START SOURCE MATERIAL

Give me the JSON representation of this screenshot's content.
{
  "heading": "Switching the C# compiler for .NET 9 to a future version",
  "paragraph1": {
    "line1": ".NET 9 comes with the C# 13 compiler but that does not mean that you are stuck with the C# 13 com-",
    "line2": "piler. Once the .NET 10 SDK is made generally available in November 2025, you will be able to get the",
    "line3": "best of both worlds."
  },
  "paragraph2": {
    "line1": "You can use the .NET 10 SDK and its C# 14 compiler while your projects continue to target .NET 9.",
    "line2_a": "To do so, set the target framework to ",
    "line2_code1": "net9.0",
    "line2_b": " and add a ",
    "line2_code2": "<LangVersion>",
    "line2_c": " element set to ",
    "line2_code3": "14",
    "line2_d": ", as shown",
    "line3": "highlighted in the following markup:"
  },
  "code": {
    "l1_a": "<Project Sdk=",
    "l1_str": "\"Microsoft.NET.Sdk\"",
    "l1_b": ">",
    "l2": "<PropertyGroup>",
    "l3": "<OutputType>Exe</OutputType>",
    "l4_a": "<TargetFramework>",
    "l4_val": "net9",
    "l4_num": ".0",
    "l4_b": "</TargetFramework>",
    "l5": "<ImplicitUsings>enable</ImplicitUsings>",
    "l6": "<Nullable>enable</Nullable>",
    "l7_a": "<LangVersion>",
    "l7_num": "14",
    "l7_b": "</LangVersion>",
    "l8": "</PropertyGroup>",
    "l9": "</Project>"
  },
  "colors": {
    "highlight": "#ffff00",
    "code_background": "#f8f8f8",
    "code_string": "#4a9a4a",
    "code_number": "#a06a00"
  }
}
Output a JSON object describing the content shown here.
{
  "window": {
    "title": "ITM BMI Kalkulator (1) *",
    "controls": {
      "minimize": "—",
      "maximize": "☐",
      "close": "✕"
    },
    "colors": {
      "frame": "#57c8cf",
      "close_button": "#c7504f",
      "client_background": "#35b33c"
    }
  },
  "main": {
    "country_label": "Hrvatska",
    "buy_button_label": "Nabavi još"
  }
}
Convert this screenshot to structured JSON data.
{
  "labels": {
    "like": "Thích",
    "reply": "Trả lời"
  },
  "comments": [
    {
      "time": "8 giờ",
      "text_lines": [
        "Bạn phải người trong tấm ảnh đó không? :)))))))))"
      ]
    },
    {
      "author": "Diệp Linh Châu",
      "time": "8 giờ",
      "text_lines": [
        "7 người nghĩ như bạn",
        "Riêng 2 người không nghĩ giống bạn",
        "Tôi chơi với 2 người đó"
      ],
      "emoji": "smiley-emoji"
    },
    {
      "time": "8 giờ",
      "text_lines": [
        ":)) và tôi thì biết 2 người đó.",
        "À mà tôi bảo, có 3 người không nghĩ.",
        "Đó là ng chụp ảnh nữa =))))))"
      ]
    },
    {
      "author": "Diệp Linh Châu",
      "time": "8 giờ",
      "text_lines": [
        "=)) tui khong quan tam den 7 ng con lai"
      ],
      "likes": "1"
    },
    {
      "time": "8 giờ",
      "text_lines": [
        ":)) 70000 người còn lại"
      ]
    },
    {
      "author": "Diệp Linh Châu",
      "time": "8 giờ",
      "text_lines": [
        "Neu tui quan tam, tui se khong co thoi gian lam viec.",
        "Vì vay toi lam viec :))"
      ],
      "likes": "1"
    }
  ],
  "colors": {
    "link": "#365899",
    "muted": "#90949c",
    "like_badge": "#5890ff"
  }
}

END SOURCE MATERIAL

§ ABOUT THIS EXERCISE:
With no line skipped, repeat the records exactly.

§ REPLY TO THE TASK:
Give me the JSON representation of this screenshot's content.
{
  "heading": "Switching the C# compiler for .NET 9 to a future version",
  "paragraph1": {
    "line1": ".NET 9 comes with the C# 13 compiler but that does not mean that you are stuck with the C# 13 com-",
    "line2": "piler. Once the .NET 10 SDK is made generally available in November 2025, you will be able to get the",
    "line3": "best of both worlds."
  },
  "paragraph2": {
    "line1": "You can use the .NET 10 SDK and its C# 14 compiler while your projects continue to target .NET 9.",
    "line2_a": "To do so, set the target framework to ",
    "line2_code1": "net9.0",
    "line2_b": " and add a ",
    "line2_code2": "<LangVersion>",
    "line2_c": " element set to ",
    "line2_code3": "14",
    "line2_d": ", as shown",
    "line3": "highlighted in the following markup:"
  },
  "code": {
    "l1_a": "<Project Sdk=",
    "l1_str": "\"Microsoft.NET.Sdk\"",
    "l1_b": ">",
    "l2": "<PropertyGroup>",
    "l3": "<OutputType>Exe</OutputType>",
    "l4_a": "<TargetFramework>",
    "l4_val": "net9",
    "l4_num": ".0",
    "l4_b": "</TargetFramework>",
    "l5": "<ImplicitUsings>enable</ImplicitUsings>",
    "l6": "<Nullable>enable</Nullable>",
    "l7_a": "<LangVersion>",
    "l7_num": "14",
    "l7_b": "</LangVersion>",
    "l8": "</PropertyGroup>",
    "l9": "</Project>"
  },
  "colors": {
    "highlight": "#ffff00",
    "code_background": "#f8f8f8",
    "code_string": "#4a9a4a",
    "code_number": "#a06a00"
  }
}
Output a JSON object describing the content shown here.
{
  "window": {
    "title": "ITM BMI Kalkulator (1) *",
    "controls": {
      "minimize": "—",
      "maximize": "☐",
      "close": "✕"
    },
    "colors": {
      "frame": "#57c8cf",
      "close_button": "#c7504f",
      "client_background": "#35b33c"
    }
  },
  "main": {
    "country_label": "Hrvatska",
    "buy_button_label": "Nabavi još"
  }
}
Convert this screenshot to structured JSON data.
{
  "labels": {
    "like": "Thích",
    "reply": "Trả lời"
  },
  "comments": [
    {
      "time": "8 giờ",
      "text_lines": [
        "Bạn phải người trong tấm ảnh đó không? :)))))))))"
      ]
    },
    {
      "author": "Diệp Linh Châu",
      "time": "8 giờ",
      "text_lines": [
        "7 người nghĩ như bạn",
        "Riêng 2 người không nghĩ giống bạn",
        "Tôi chơi với 2 người đó"
      ],
      "emoji": "smiley-emoji"
    },
    {
      "time": "8 giờ",
      "text_lines": [
        ":)) và tôi thì biết 2 người đó.",
        "À mà tôi bảo, có 3 người không nghĩ.",
        "Đó là ng chụp ảnh nữa =))))))"
      ]
    },
    {
      "author": "Diệp Linh Châu",
      "time": "8 giờ",
      "text_lines": [
        "=)) tui khong quan tam den 7 ng con lai"
      ],
      "likes": "1"
    },
    {
      "time": "8 giờ",
      "text_lines": [
        ":)) 70000 người còn lại"
      ]
    },
    {
      "author": "Diệp Linh Châu",
      "time": "8 giờ",
      "text_lines": [
        "Neu tui quan tam, tui se khong co thoi gian lam viec.",
        "Vì vay toi lam viec :))"
      ],
      "likes": "1"
    }
  ],
  "colors": {
    "link": "#365899",
    "muted": "#90949c",
    "like_badge": "#5890ff"
  }
}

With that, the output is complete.